WORK ITEM - Find and copy every line in the records that includes the string "this".

EXERCISE DATA -
§

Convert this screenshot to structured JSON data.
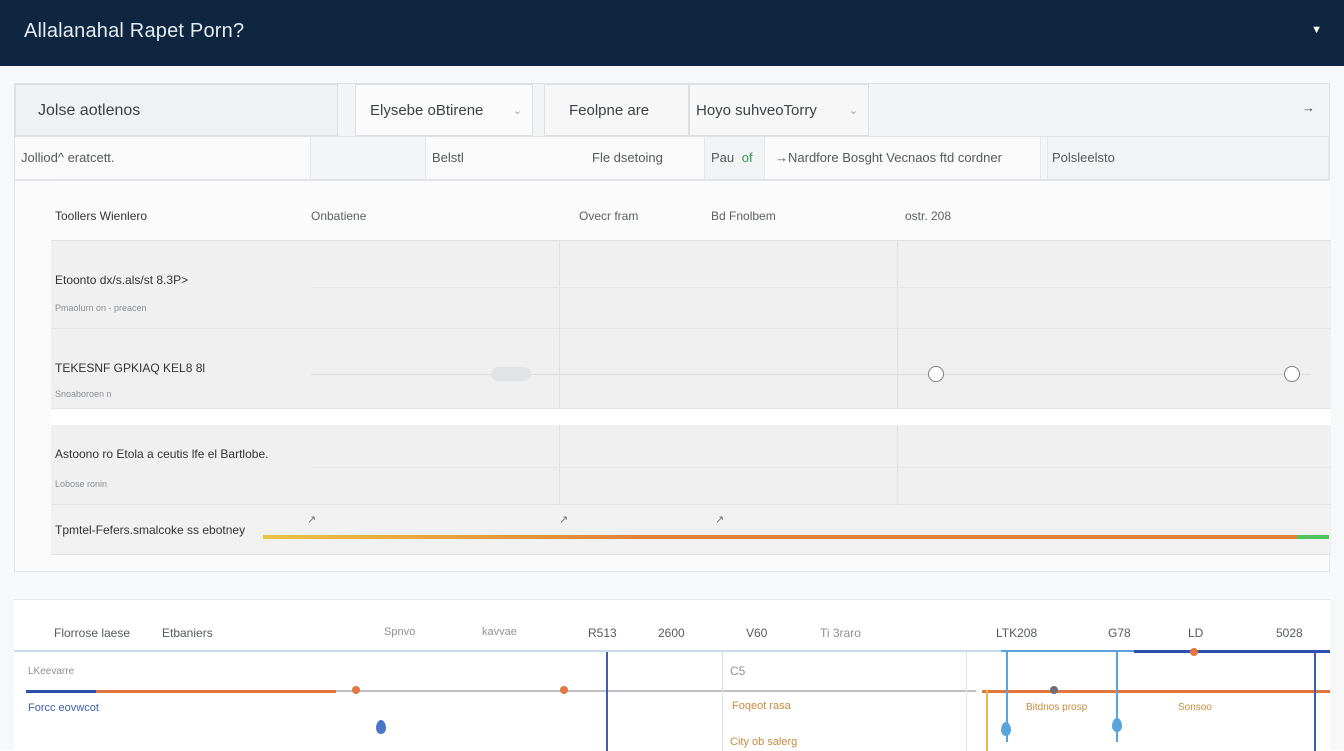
{
  "app": {
    "title": "Allalanahal Rapet Porn?",
    "menu_icon": "chevron-down-icon"
  },
  "toolbar": {
    "search_label": "Jolse aotlenos",
    "dropdown1": "Elysebe oBtirene",
    "dropdown2": "Feolpne are",
    "dropdown3": "Hoyo suhveoTorry",
    "arrow_icon": "arrow-right-icon"
  },
  "filters": {
    "f1": "Jolliod^ eratcett.",
    "f2": "Belstl",
    "f3": "Fle dsetoing",
    "f4a": "Pau",
    "f4b": "of",
    "f5": "→Nardfore Bosght Vecnaos ftd cordner",
    "f6": "Polsleelsto"
  },
  "table": {
    "headers": [
      "Toollers Wienlero",
      "Onbatiene",
      "Ovecr fram",
      "Bd Fnolbem",
      "ostr. 208"
    ],
    "rows": [
      {
        "title": "Etoonto dx/s.als/st 8.3P>",
        "sub": "Pmaolurn on - preacen"
      },
      {
        "title": "TEKESNF GPKIAQ KEL8 8l",
        "sub": "Snoaboroen n"
      },
      {
        "title": "Astoono ro Etola a ceutis lfe el Bartlobe.",
        "sub": "Lobose ronin"
      }
    ],
    "footer_label": "Tpmtel-Fefers.smalcoke ss ebotney",
    "footer_markers": [
      "↗",
      "↗",
      "↗"
    ],
    "colors": {
      "progress_start": "#e9c243",
      "progress_mid": "#e0823d",
      "progress_end": "#4ec35c"
    }
  },
  "timeline": {
    "header_left_a": "Florrose laese",
    "header_left_b": "Etbaniers",
    "ticks": [
      "Spnvo",
      "kavvae",
      "R513",
      "2600",
      "V60",
      "Ti 3raro",
      "LTK208",
      "G78",
      "LD",
      "5028"
    ],
    "legend1": "LKeevarre",
    "legend2": "Forcc eovwcot",
    "mid_a": "C5",
    "mid_b": "Foqeot rasa",
    "mid_c": "City ob salerg",
    "right_a": "Bitdnos prosp",
    "right_b": "Sonsoo",
    "colors": {
      "blue": "#2f4fb0",
      "orange": "#e2763e",
      "gold": "#e7b94a",
      "sky": "#5aa4dc"
    }
  }
}
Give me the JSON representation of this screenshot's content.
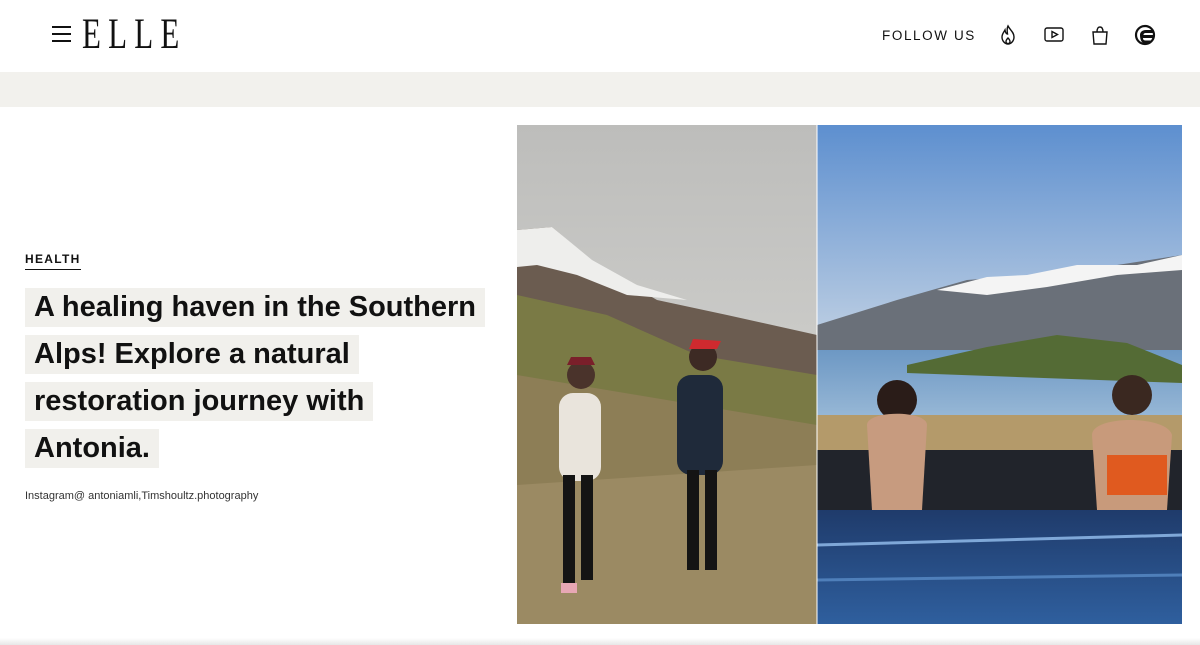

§

ANSWER BOX -
Convert this screenshot to structured JSON data.
Give me the JSON representation of this screenshot's content.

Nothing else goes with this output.